INTERFACE/LANDSCAPE 2016 New Media Exhibition




Brazil, 2016 | Babak Fakhamzadeh and Ian Barry


Babak Fakhamzadeh and Ian Barry’s Kompl invites users to become flâneurs — but one guided by technology rather than psychology.

Popularized in nineteenth-century France, flâneurs were strollers or idlers who ignored the mores of their time to explore the wonders of modernity. Flâneurs simultaneously observed and participated in culture rather than standing to the side and decrying it, as luddites of today rail against digital technologies.

In fact, the mobile app is a new media reboot of the idea that inspired the antiquated form of the printed guidebook. It serves travelers who want to bypass tourism for a different kind of experience, one based on customization and automation yet designed to facilitate unexpected situations along a journey that is often more interesting than arriving at a destination.

Rather than using numerical ratings or walking directions to guide the user, the app alerts participants to nearby destinations and requires the user to find their own route to them.

As a consequence, the journey unfolds as a kind of GPS-assisted Brownian flânerie. By providing only the distance and direction for each potential destination, as opposed to superimposing all destinations on a base map of the city, users explore their surroundings on their own terms. They almost accidentally avoid the crowded convergence normally facilitated by guidebooks and more conventional apps.

Adding playfulness to the experience, participants can choose a “character” or “interest'” to aid the user in their urban discovery, collecting locations that match their chosen interest and “level up,” allowing participants to “play the city'” in a way that's akin to a “Pokémon Go for the real world.”

Finally, Kompl allows users to explore one city virtually by exploring another physically, superimposing their physical movements onto virtual space. As a consequence, interface is liberated from landscape. 

Featured cities include Amsterdam (Netherlands), Bogotá (Colombia), Cape Town (South Africa), Damascus (Syria), Dar es Salaam (Tanzania), Lhasa (Tibet), Marrakech (Morocco), Mombasa (Kenya), Montreal (Canada), New York (USA), Rome (Italy), São Paulo (Brazil), San Francisco (USA), and Timbuktu (Mali). Organic growth allows users to vote for the next cities up for inclusion.

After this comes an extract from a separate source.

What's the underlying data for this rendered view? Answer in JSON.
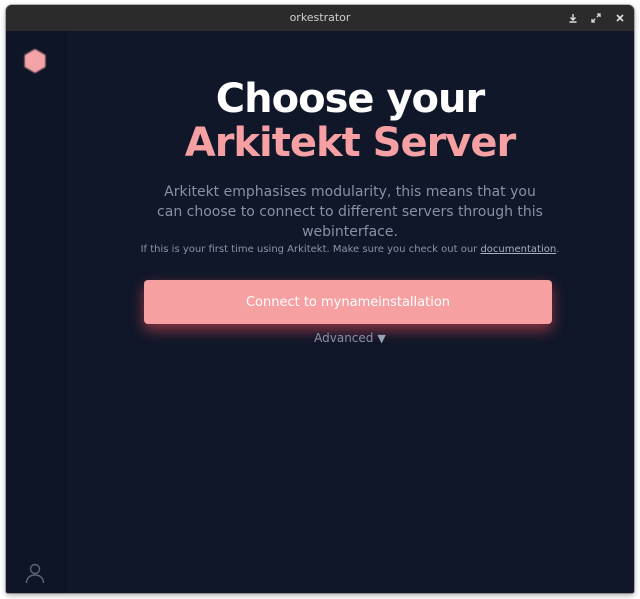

Babak Fakhamzadeh has been working in Information and Communication Technologies for Development (ICT4D) since 2001. He brought photo-marathons to Africa and won the Highway Africa new media award with Ismail Farouk in 2007. In 2012, he won the World Summit Award with Eduardo Cachucho. In 2016, he won the Prêmio Vladimir Herzog de Anisitia e Direitos Humanos with Agência Pública. He also created what was probably the first mobile phone-based city tour in 2004 and first QR-code assisted smartphone-based city tour in 2009. His Lorem Ipsum of images currently used around 3 million times per month. Fakhamzadeh and Farouk’s SowetoUprisings.Com was featured in FLEFF’s ubuntu.kuqala in 2008. Cachucho and Fakhamzadeh served on the jury for FLEFF’s Viral Dissonance in 2014.

Ian Barry is a polyglot backend developer, based in London, with extensive experience creating complex solutions for Tesco, Bookatable, QVC and others.